We also help humane societies and SPCAs carry out humane education programs by administering the McGrand Trust, a capital fund left to Humane Canada by Senator Frederic A. McGrand to support animal welfare work in Atlantic Canada. Humane Canada awards grants from this trust to organizations in the Maritimes for humane education projects.
More information on how we help member organizations and how to apply for membership,
A list of our member organizations.
Since being founded in 1957, Humane Canada™ has earned a solid reputation as the "go to" national voice on animal welfare issues for the media, government, non-governmental organizations and the public. We provide leadership on animal welfare issues and ensure crucial messages are heard and understood from coast to coast to coast.

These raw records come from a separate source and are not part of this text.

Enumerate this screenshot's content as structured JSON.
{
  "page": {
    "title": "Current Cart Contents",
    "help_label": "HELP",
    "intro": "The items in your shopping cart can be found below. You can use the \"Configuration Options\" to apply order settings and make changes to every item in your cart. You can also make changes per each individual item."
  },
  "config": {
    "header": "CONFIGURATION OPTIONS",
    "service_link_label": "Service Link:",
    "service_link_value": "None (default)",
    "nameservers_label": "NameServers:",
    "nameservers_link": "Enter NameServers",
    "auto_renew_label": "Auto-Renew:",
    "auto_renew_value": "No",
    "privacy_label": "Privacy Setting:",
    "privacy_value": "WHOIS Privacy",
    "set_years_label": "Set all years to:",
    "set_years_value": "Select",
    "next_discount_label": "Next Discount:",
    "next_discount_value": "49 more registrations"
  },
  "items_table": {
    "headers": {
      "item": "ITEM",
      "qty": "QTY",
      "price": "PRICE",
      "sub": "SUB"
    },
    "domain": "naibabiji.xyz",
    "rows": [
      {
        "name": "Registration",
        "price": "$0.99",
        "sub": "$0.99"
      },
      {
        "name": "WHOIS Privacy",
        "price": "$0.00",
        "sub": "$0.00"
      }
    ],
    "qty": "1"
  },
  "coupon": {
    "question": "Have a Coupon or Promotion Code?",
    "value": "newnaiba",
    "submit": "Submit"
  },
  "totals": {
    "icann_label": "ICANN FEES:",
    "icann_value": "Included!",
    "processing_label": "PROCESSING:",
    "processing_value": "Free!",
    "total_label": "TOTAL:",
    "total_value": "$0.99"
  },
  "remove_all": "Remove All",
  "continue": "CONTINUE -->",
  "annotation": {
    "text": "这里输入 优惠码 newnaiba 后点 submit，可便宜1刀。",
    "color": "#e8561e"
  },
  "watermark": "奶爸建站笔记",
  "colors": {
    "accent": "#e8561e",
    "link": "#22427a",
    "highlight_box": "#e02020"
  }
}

In recent years, our key public education efforts have included:
Developing the first and only national report on Canada’s humane societies and SPCAs, which outlines the sector’s successes, achievements and challenges
Promoting the adoption of homeless pets from humane societies and SPCAs and creating more public awareness about these essential institutions
Raising awareness of puppy mills and backyard breeders, and of how to acquire pets responsibly from humane, reputable sources
Educating Canadians on principles of responsible pet ownership, such as spaying and neutering and providing permanent identification
Learn more about our work for companion animals.
Advocacy for improved animal protection laws and policies
In addition to educating Canadians about the shortcoming of current animal protection laws, we work proactively to shape the drafting and adoption of progressive changes to inadequate laws, regulations, corporate policies and industry practices.
Amendments to the Criminal Code: For almost 20 years, Humane Canada™ has spearheaded a campaign to push for much-needed amendments to Canada’s outdated animal cruelty laws. The current animal cruelty sections of the Criminal Code were written in 1892 and are full of loopholes that allow many animal abusers to fall through the cracks.
Learn more about our work with animals and the law.
Improving animal transport regulations: Humane Canada actively promotes improvements to the federal regulations governing animal transportation. After a ten-year process, a draft update to the transportation regulations for Canada’s farm animals was released on December 7, 2016. The updated regulations still do not go far enough in addressing unacceptably long transport times, overcrowded trucks and other problems causing needless suffering for farm animals.
Learn more about our work for farm animals.
Research and collaboration to address other areas of concern
Humane Canada™ regularly consults and collaborates with representatives from government, industry and the non-profit sector to address key animal welfare challenges in Canada. Here are a few examples of the issues we’re tackling by working together with other stakeholders:
- As a founding member of the National Companion Animal Coalition, Humane Canada helped establish the Canadian standard for microchip identification of pets, to ensure that lost pets can be more easily reunited with their owners regardless of where in Canada they are found. Other projects we’ve worked on as part of the National Companion Animal Coalition include the development of model animal control bylaws for municipalities and public education on dog bite prevention.
- Humane Canada has an ex-officio role on the animal welfare committee of the Canadian Veterinary Medical Association (CVMA). This is a very active committee that addresses a broad spectrum of animal welfare issues, including farm husbandry practices, pet care, animal abuse and the seal hunt.
- Humane Canada is a founding member of the National Farm Animal Care Council and the only animal welfare organization represented on the council. The official goal of the council is to implement a comprehensive and strategic approach to farm animal care in Canada, which includes reviewing and revising national codes of practice for the treatment of farm animals. Humane Canada™ participates in the development and review of these codes with the goal of creating better living environments and more humane treatment for farmed animals. We also give direct input on agriculture policy at the federal and provincial/territorial level.
- In 2015, Humane Canada launched the National Centre for the Prosecution of Animal Cruelty (NCPAC). NCPAC designs and delivers training to the prosecution community that reflect current best practices in animal cruelty prosecution in order to improve consistency and outcomes across the country. We also maintain a bilingual Canada-wide database of animal cruelty case law. Find out more.
- Humane Canada produces annual national animal shelter statistics to track outcomes for homeless companion animals in Canada’s humane societies and SPCAs. Click here to read our most recent report.